Without changing anything, reproduce every record below.

** Opening Source records block **

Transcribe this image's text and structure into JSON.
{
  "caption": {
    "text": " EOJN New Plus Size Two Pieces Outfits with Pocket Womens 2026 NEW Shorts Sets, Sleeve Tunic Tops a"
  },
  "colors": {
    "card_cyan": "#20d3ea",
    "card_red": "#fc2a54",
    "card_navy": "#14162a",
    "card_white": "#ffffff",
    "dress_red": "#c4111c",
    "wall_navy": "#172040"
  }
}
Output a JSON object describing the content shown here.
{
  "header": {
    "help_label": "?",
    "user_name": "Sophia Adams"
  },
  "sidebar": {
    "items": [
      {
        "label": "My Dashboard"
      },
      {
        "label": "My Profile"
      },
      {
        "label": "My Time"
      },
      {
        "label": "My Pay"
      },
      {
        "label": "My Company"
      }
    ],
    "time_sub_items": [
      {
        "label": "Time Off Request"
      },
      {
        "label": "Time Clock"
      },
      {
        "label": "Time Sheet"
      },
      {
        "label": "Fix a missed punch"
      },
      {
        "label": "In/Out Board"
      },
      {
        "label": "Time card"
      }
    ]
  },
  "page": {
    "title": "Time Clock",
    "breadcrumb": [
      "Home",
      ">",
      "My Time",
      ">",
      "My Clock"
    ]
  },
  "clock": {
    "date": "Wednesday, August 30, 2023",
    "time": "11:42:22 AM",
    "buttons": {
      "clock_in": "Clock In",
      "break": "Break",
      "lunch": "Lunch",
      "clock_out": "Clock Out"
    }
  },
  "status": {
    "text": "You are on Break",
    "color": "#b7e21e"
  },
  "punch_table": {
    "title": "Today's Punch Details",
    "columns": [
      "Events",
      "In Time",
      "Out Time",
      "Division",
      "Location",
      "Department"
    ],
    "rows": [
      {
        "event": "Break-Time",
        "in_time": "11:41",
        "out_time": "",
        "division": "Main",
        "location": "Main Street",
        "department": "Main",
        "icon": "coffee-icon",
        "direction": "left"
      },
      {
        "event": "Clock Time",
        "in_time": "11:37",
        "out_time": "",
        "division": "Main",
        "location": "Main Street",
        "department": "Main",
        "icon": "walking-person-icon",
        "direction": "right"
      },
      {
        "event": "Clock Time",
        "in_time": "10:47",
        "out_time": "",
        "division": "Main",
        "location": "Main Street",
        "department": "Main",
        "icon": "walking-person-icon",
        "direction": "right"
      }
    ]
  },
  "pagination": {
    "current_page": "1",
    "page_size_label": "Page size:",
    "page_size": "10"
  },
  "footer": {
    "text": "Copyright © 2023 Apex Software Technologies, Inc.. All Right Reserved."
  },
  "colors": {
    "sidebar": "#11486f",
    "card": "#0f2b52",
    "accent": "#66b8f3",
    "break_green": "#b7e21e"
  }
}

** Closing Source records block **

▶ _Output_
Transcribe this image's text and structure into JSON.
{
  "caption": {
    "text": " EOJN New Plus Size Two Pieces Outfits with Pocket Womens 2026 NEW Shorts Sets, Sleeve Tunic Tops a"
  },
  "colors": {
    "card_cyan": "#20d3ea",
    "card_red": "#fc2a54",
    "card_navy": "#14162a",
    "card_white": "#ffffff",
    "dress_red": "#c4111c",
    "wall_navy": "#172040"
  }
}
Output a JSON object describing the content shown here.
{
  "header": {
    "help_label": "?",
    "user_name": "Sophia Adams"
  },
  "sidebar": {
    "items": [
      {
        "label": "My Dashboard"
      },
      {
        "label": "My Profile"
      },
      {
        "label": "My Time"
      },
      {
        "label": "My Pay"
      },
      {
        "label": "My Company"
      }
    ],
    "time_sub_items": [
      {
        "label": "Time Off Request"
      },
      {
        "label": "Time Clock"
      },
      {
        "label": "Time Sheet"
      },
      {
        "label": "Fix a missed punch"
      },
      {
        "label": "In/Out Board"
      },
      {
        "label": "Time card"
      }
    ]
  },
  "page": {
    "title": "Time Clock",
    "breadcrumb": [
      "Home",
      ">",
      "My Time",
      ">",
      "My Clock"
    ]
  },
  "clock": {
    "date": "Wednesday, August 30, 2023",
    "time": "11:42:22 AM",
    "buttons": {
      "clock_in": "Clock In",
      "break": "Break",
      "lunch": "Lunch",
      "clock_out": "Clock Out"
    }
  },
  "status": {
    "text": "You are on Break",
    "color": "#b7e21e"
  },
  "punch_table": {
    "title": "Today's Punch Details",
    "columns": [
      "Events",
      "In Time",
      "Out Time",
      "Division",
      "Location",
      "Department"
    ],
    "rows": [
      {
        "event": "Break-Time",
        "in_time": "11:41",
        "out_time": "",
        "division": "Main",
        "location": "Main Street",
        "department": "Main",
        "icon": "coffee-icon",
        "direction": "left"
      },
      {
        "event": "Clock Time",
        "in_time": "11:37",
        "out_time": "",
        "division": "Main",
        "location": "Main Street",
        "department": "Main",
        "icon": "walking-person-icon",
        "direction": "right"
      },
      {
        "event": "Clock Time",
        "in_time": "10:47",
        "out_time": "",
        "division": "Main",
        "location": "Main Street",
        "department": "Main",
        "icon": "walking-person-icon",
        "direction": "right"
      }
    ]
  },
  "pagination": {
    "current_page": "1",
    "page_size_label": "Page size:",
    "page_size": "10"
  },
  "footer": {
    "text": "Copyright © 2023 Apex Software Technologies, Inc.. All Right Reserved."
  },
  "colors": {
    "sidebar": "#11486f",
    "card": "#0f2b52",
    "accent": "#66b8f3",
    "break_green": "#b7e21e"
  }
}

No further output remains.